The corridor is a trap that Pakistan has set for India | Opinion
It will not lead to a diplomatic detente. Instead, it gives Islamabad more leverage to use the Khalistani cardUpdated: Nov 11, 2019 20:04 IST
Seventy years of betrayal, dissembling, and, of course, terrorism and wars imposed on India should have been enough to convince every Indian to not expect anything good from Pakistan. If anything, India by now should have internalised the maxim: If it is from Pakistan, look every gift horse in the mouth. And yet, India has willingly, nay eagerly, accepted the “offer” from Pakistan to open a “corridor” providing pilgrims easy access to the Gurdwara Darbar Sahib in Kartarpur.
In effect, India seems to have walked into a trap laid by Pakistan with eyes wide open. Instead of doing a “well left” to the “googly” bowled by the Pakistan army through its “selected” Prime Minister (PM), Imran Khan, the Narendra Modi government has attempted to play the ball.
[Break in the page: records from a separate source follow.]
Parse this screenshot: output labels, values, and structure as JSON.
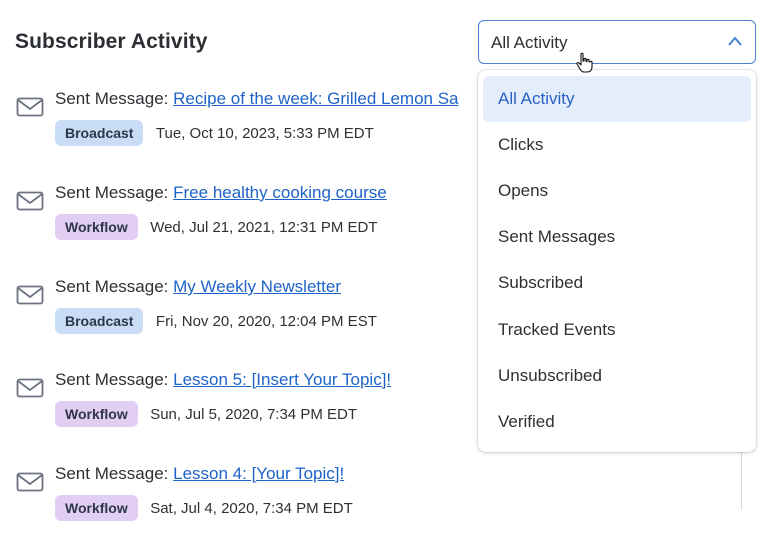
{
  "header": {
    "title": "Subscriber Activity"
  },
  "filter": {
    "selected": "All Activity",
    "options": [
      "All Activity",
      "Clicks",
      "Opens",
      "Sent Messages",
      "Subscribed",
      "Tracked Events",
      "Unsubscribed",
      "Verified"
    ]
  },
  "activities": [
    {
      "prefix": "Sent Message:",
      "link": "Recipe of the week: Grilled Lemon Sa",
      "badge": "Broadcast",
      "timestamp": "Tue, Oct 10, 2023, 5:33 PM EDT"
    },
    {
      "prefix": "Sent Message:",
      "link": "Free healthy cooking course",
      "badge": "Workflow",
      "timestamp": "Wed, Jul 21, 2021, 12:31 PM EDT"
    },
    {
      "prefix": "Sent Message:",
      "link": "My Weekly Newsletter",
      "badge": "Broadcast",
      "timestamp": "Fri, Nov 20, 2020, 12:04 PM EST"
    },
    {
      "prefix": "Sent Message:",
      "link": "Lesson 5: [Insert Your Topic]!",
      "badge": "Workflow",
      "timestamp": "Sun, Jul 5, 2020, 7:34 PM EDT"
    },
    {
      "prefix": "Sent Message:",
      "link": "Lesson 4: [Your Topic]!",
      "badge": "Workflow",
      "timestamp": "Sat, Jul 4, 2020, 7:34 PM EDT"
    }
  ],
  "colors": {
    "link": "#1e63c8",
    "broadcast_badge": "#c9dcf5",
    "workflow_badge": "#e2cdf3",
    "selected_option_bg": "#e4edfb",
    "select_border": "#4a7fd1"
  },
  "icons": {
    "activity": "mail-icon",
    "dropdown": "chevron-up-icon",
    "pointer": "hand-cursor-icon"
  }
}
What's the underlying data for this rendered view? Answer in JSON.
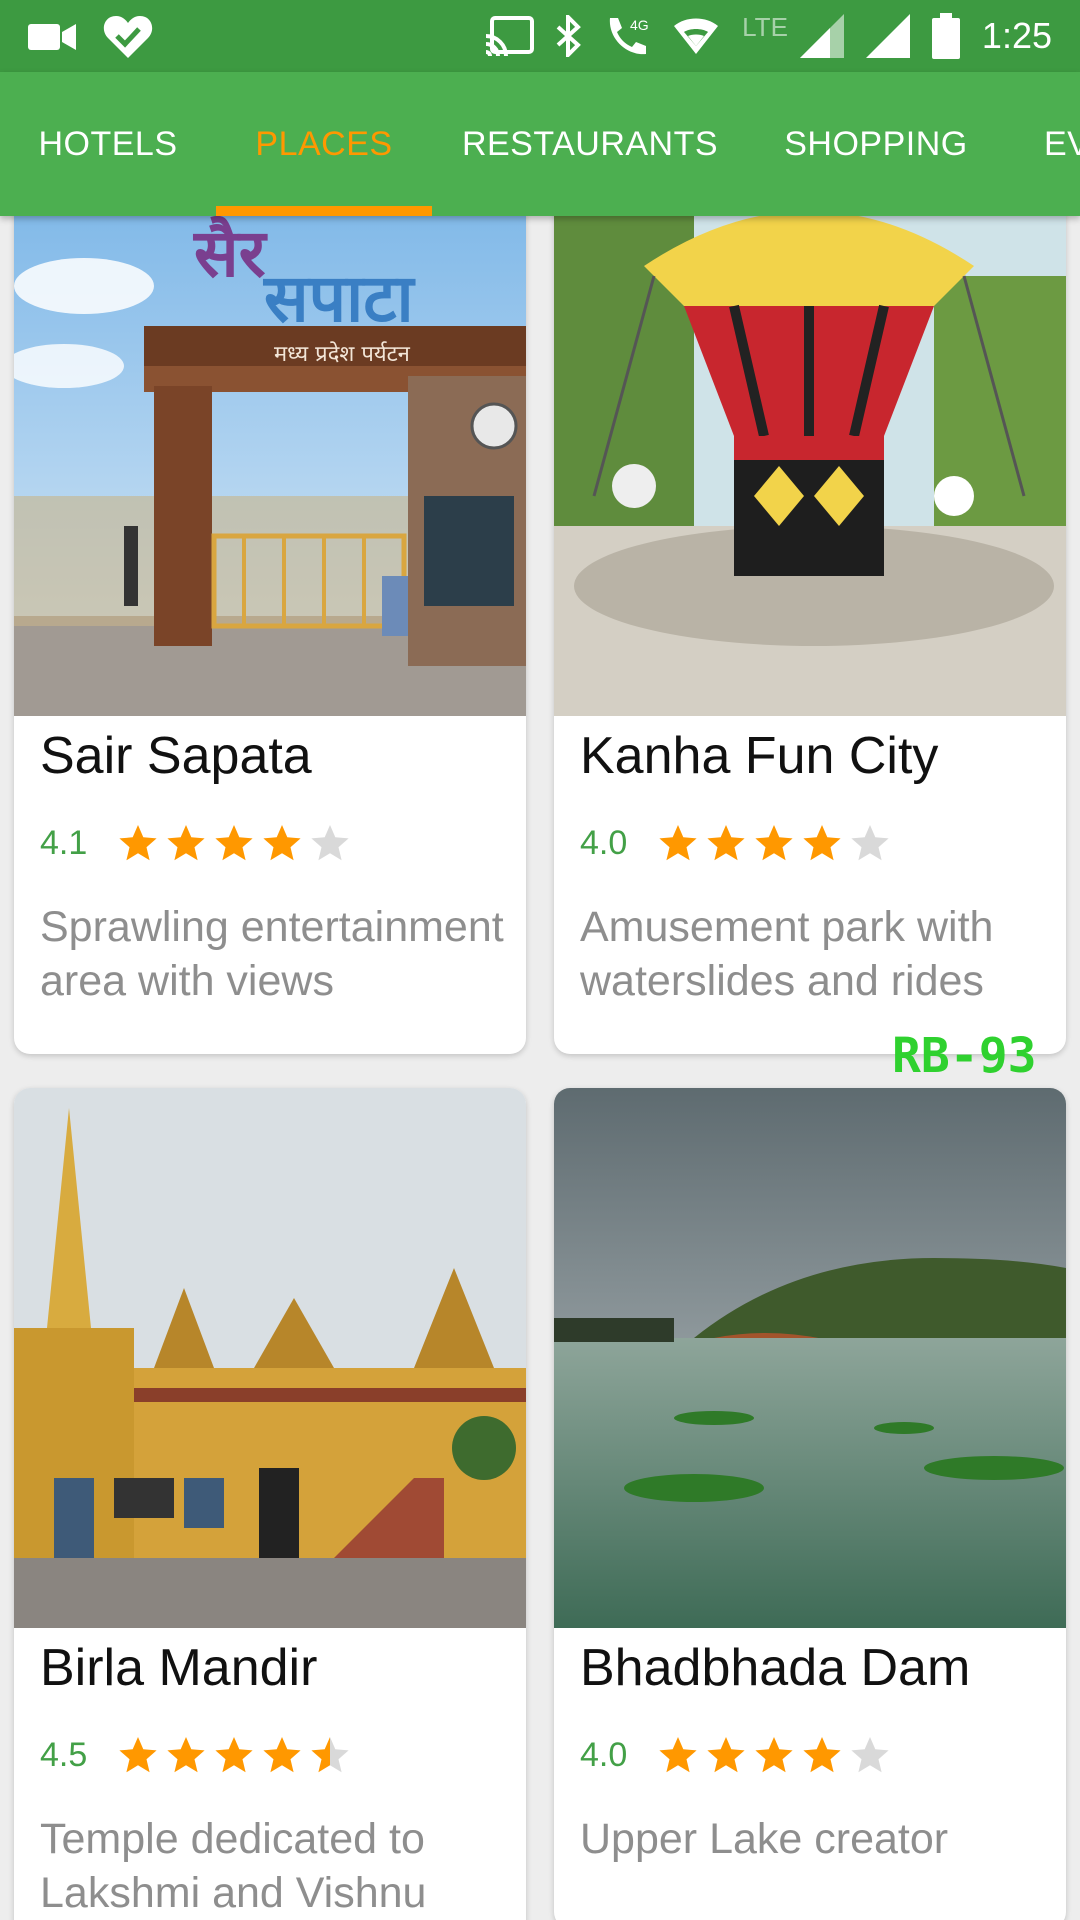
{
  "status_bar": {
    "time": "1:25",
    "network_label": "LTE",
    "icons": [
      "video-camera-icon",
      "heart-check-icon",
      "cast-icon",
      "bluetooth-icon",
      "wifi-call-icon",
      "wifi-icon",
      "signal-icon",
      "signal-icon",
      "battery-icon"
    ]
  },
  "tabs": [
    {
      "label": "HOTELS",
      "active": false
    },
    {
      "label": "PLACES",
      "active": true
    },
    {
      "label": "RESTAURANTS",
      "active": false
    },
    {
      "label": "SHOPPING",
      "active": false
    },
    {
      "label": "EV",
      "active": false
    }
  ],
  "colors": {
    "app_bar": "#4caf50",
    "status_bar": "#3d9a41",
    "accent": "#ff9800",
    "rating_text": "#43a047",
    "star_filled": "#ff9800",
    "star_empty": "#d9d9d9"
  },
  "places": [
    {
      "name": "Sair Sapata",
      "rating": "4.1",
      "stars": 4.0,
      "description": "Sprawling entertainment area with views"
    },
    {
      "name": "Kanha Fun City",
      "rating": "4.0",
      "stars": 4.0,
      "description": "Amusement park with waterslides and rides"
    },
    {
      "name": "Birla Mandir",
      "rating": "4.5",
      "stars": 4.5,
      "description": "Temple dedicated to Lakshmi and Vishnu"
    },
    {
      "name": "Bhadbhada Dam",
      "rating": "4.0",
      "stars": 4.0,
      "description": "Upper Lake creator"
    }
  ],
  "watermark": "RB-93"
}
What were the powers-that-be thinking when they announced their acceptance of the corridor proposal?
One possible explanation is that the Modi government actually believes that the corridor was the South Asian equivalent of the Berlin Wall coming down, and “would act as a bridge between the people of the two countries.” But how could the government subscribe to this theory, commonly spread by those who are naive or ignorant about what Pakistan is and what Pakistan does?
Surely, PM Modi would have known about the efforts made by the Pakistani deep State to reignite the fires of terrorism in Punjab by inciting radical sections in the Sikh community. The targeted killings in Punjab, the efforts to orchestrate violence in the state, and the patronising of and support to remnants of the Khalistan terrorist groups, are well-known. This should have informed him of what the Pakistani intent and actions. The PM would also have specific inputs of how Pakistani officials have been working overtime among the Sikh diaspora in Canada, Germany, the United Kingdom, the United States, and other parts of the world to revive the Khalistan movement, including by funding and promoting the Referendum 2020 initiative by the Khalistanis.
In the light of this information at their disposal, for anyone in government to get all lyrical over the Kartarpur corridor is, to say the least, perplexing. Given Pakistan’s unrelenting enmity towards India, the diplomatic dividend of the corridor is nothing more than a chimera.
The more plausible explanation is that both Pakistan and India are using Kartarpur to influence politics in Punjab. By giving a nod to the corridor, the Bharatiya Janata Party (BJP) must have thought it would steal a march over the Congress in the state. What is more, it would take the wind out of Navjot Sidhu’s sails. He has been taking credit for the Pakistani “gift” given to him by the army chief, General Qamar Bajwa.
Using religion to burnish political credentials, and undercut opponents, is fraught with risks in a sensitive state like Punjab. India paid a very heavy price for precisely such disastrous politics in the 1980s and 1990s when the Congress propped up a radical preacher, Jarnail Singh Bindranwale, to queer the pitch for the Akalis. This time, it could be worse. Using Kartarpur as a political prop is akin to playing in to Pakistan’s hands. By shutting or controlling access to the corridor, and thereby causing even more trouble than it would normally be able to, Pakistan suddenly has new leverage.
The Pakistanis have found Sidhu useful. They have identified him as a person who can further their agenda, even if inadvertently and unwittingly. The way Bajwa made him the messenger of the corridor decision, the way the Pakistanis are projecting him as the man who made the corridor possible, the importance they are giving him by treating him as the real representative of Sikh sentiment and a friend of Pakistan — all suggest that the Pakistanis see in Sidhu their trump card to muddy the waters in the Indian border state. Sidhu should guard against this. It is possible that Sidhu sees this is an opportunity to come into his own. He has already burnt his bridges with the BJP. He does not like the Akalis. His future in the Congress is bleak. He has resigned from the state cabinet, and his wife has already quit the Congress. He could try the Aam Aadmi Party, but it is unlikely to be able to accommodate him.
The Kartarpur corridor would have been a fabulous initiative under normal circumstances. Unfortunately, as things stand, it will neither lead to a diplomatic détente, nor lead to a stable polity in Punjab. The wages of mixing religion with politics once again will haunt India.
Sushant Sareen is senior fellow, Observer Research Foundation
The views expressed are personal